Recently, the policy for arriving international passengers in Cebu was to swab upon arrival and release those who test negative into the community on the third day of quarantine. This gave our doctors nightmares.
On the premise that travelers can get infected on the way to our country, it would not be prudent to swab upon arrival as it takes time for the virus to rise to detectable levels.
A first day swab could produce false negatives and allow asymptomatic travelers to slip into our communities. Hence the seventh day swab policy (found to render more accurate results) of the Inter-Agency Task Force (IATF) for the Management of Emerging Infectious Diseases.
Studies have shown that by the 10th day, transmissibility is low. Hence the 10-day facility-based quarantine period of the IATF, allowing for the remaining four days of quarantine to be done at home.

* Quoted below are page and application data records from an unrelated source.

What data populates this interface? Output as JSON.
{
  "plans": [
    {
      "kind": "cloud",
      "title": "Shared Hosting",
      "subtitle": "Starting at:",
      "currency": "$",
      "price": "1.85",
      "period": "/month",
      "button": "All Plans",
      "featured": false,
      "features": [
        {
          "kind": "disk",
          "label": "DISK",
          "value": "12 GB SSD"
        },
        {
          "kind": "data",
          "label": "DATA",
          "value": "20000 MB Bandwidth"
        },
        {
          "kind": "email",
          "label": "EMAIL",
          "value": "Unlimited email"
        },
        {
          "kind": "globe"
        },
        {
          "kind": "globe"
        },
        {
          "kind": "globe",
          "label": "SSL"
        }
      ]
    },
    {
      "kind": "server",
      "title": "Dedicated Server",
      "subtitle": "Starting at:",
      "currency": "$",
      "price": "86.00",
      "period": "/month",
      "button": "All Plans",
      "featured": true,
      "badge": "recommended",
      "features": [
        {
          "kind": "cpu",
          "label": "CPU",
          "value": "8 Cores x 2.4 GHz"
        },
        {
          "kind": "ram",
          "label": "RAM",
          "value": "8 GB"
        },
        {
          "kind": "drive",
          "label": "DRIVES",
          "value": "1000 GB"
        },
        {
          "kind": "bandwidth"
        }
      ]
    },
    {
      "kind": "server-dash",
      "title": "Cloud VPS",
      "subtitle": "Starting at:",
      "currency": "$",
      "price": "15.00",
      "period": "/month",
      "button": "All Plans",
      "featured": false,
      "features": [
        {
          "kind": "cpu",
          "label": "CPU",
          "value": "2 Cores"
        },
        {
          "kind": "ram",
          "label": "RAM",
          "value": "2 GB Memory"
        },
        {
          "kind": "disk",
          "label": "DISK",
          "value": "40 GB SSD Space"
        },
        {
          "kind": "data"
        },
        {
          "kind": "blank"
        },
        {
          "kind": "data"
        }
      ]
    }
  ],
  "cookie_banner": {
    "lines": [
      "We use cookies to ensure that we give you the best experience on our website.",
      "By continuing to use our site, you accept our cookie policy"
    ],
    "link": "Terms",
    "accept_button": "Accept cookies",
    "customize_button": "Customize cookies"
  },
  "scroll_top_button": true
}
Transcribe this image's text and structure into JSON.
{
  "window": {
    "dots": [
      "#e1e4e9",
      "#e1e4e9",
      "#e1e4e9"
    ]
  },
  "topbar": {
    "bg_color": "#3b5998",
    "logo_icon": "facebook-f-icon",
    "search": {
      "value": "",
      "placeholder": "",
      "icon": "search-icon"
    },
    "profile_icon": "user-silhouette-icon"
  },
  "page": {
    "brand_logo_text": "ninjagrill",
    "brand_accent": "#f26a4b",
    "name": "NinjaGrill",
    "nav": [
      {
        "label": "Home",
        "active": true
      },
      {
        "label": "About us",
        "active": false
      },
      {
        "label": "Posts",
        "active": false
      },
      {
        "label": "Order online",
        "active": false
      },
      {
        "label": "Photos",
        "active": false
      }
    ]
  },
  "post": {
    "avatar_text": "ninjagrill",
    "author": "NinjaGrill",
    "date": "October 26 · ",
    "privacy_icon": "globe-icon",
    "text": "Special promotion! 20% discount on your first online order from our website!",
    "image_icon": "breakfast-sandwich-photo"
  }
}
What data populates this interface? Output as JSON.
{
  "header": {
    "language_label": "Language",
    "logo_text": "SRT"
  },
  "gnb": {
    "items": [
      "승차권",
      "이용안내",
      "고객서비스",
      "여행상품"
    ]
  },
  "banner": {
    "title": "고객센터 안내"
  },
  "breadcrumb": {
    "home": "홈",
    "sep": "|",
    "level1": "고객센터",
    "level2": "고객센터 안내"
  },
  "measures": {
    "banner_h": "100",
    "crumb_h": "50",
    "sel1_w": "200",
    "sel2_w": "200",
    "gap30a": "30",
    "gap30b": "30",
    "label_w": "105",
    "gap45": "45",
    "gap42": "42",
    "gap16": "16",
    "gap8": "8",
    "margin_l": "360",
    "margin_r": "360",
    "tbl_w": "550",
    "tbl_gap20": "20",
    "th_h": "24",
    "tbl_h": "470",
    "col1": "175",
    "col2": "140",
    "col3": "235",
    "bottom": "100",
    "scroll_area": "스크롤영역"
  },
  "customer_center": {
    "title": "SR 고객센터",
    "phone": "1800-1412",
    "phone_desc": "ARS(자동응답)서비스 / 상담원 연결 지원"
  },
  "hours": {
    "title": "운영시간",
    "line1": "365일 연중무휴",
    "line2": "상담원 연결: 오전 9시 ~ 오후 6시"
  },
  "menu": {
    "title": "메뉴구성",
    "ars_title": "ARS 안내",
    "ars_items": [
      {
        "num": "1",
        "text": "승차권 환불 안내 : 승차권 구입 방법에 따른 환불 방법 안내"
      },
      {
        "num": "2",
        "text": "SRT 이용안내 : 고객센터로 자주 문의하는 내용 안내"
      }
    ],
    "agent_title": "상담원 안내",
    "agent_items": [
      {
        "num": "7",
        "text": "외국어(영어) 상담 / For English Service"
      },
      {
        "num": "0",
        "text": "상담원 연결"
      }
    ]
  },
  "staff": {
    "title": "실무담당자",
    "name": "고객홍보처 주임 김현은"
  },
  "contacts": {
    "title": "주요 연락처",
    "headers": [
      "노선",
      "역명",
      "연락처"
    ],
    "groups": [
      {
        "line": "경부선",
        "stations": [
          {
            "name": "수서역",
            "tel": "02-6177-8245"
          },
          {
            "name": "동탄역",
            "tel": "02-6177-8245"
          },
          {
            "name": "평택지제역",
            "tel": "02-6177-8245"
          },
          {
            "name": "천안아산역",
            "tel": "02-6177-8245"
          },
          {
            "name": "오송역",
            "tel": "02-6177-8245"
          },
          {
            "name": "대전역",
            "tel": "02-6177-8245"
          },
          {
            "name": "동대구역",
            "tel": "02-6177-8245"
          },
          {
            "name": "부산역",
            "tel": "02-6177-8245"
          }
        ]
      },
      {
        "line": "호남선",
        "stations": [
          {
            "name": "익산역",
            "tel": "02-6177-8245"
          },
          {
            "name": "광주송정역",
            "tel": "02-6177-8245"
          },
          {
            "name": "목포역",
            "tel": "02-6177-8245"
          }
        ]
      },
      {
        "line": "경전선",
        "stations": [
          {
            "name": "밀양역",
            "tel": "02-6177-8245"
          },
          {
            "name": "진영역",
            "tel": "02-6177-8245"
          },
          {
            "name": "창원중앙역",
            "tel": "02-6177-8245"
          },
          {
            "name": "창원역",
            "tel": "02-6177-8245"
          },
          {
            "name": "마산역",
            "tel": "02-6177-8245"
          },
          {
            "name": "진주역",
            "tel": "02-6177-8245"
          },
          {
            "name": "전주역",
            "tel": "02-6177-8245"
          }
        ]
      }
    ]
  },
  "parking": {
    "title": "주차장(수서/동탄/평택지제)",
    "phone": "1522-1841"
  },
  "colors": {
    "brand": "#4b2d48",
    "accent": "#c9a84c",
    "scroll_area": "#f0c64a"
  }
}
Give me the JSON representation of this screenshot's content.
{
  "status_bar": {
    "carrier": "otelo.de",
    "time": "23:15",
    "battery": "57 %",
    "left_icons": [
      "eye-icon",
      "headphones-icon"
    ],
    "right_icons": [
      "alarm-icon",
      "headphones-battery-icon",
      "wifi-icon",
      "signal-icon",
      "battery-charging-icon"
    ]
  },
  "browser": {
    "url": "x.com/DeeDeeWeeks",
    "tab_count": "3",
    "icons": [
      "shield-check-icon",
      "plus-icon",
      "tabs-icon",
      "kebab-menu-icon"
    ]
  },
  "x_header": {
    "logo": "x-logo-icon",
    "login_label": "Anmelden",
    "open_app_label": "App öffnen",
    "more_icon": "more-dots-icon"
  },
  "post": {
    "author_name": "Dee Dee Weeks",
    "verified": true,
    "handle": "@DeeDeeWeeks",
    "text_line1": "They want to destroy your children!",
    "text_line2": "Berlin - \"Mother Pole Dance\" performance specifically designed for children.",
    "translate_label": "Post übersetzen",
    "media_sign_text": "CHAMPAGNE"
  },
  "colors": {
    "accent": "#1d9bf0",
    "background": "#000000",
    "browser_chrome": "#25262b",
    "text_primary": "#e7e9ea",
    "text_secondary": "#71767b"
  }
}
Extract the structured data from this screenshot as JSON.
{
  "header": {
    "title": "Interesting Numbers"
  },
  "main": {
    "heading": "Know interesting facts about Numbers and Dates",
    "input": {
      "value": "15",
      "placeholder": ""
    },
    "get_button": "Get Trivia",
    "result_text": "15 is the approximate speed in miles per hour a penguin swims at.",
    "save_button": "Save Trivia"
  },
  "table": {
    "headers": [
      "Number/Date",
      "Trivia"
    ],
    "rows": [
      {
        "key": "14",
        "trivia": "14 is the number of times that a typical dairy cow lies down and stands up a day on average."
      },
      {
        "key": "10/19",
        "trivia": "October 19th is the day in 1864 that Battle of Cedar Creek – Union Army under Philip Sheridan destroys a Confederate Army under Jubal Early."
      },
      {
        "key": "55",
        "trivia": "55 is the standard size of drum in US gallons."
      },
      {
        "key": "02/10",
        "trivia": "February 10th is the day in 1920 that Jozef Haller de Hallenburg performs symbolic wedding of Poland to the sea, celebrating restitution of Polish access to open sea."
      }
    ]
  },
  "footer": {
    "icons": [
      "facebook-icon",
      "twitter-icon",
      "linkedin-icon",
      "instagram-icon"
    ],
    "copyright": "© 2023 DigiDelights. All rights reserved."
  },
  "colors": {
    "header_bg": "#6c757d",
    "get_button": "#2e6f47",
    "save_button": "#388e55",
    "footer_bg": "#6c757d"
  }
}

Cebu’s swab-upon-arrival policy and three-day quarantine period in case of a negative result was, indeed, a dream. But, doctors warned, it could become a nightmare.
Taiwan was touted as a model of Covid-19 containment. But when it shortened its quarantine period for pilots to three days, the Delta variant that is now a variant of great concern globally, slipped into their communities and caused a surge.
The IATF protocols may not sit well with returning Filipinos who wish to immediately reunite with their families but wouldn’t it be a happier reunion if one could do it safely after a 10-day facility-based quarantine?
Cebu has amended its arrival protocols. The swab-upon-arrival policy is still in place but travelers who test negative are now released on the third day to their local government units (LGU) to complete the 14-day quarantine at home or in a facility. A seventh day swab is now also done.
But does everyone sent home to quarantine, comply? Are all LGUs capable of swabbing on the seventh day and monitoring returning Filipinos during the entire quarantine period? Wouldn’t a consistent national policy for arriving international passengers prove simpler?
We want to be prudent as we want to be practical. But there is a price to pay for everything. And the price for keeping the economy going during a pandemic is to strengthen rather than to ease health protocols.
Mask up. Safely distance. Practice hand hygiene. Get vaccinated. Test and quarantine. This is how we keep our borders as well as businesses open.
My fully-vaccinated siblings in the US have asked when they can come. “Tell them not to come. I don’t want to risk getting infected.” Despite his great desire to see them, my 96-year-old father makes this sacrifice knowing he may never see them again.
Most fathers teach their children the value of things. My father taught me there is a price to pay for everything. Happy Father’s Day, Pa.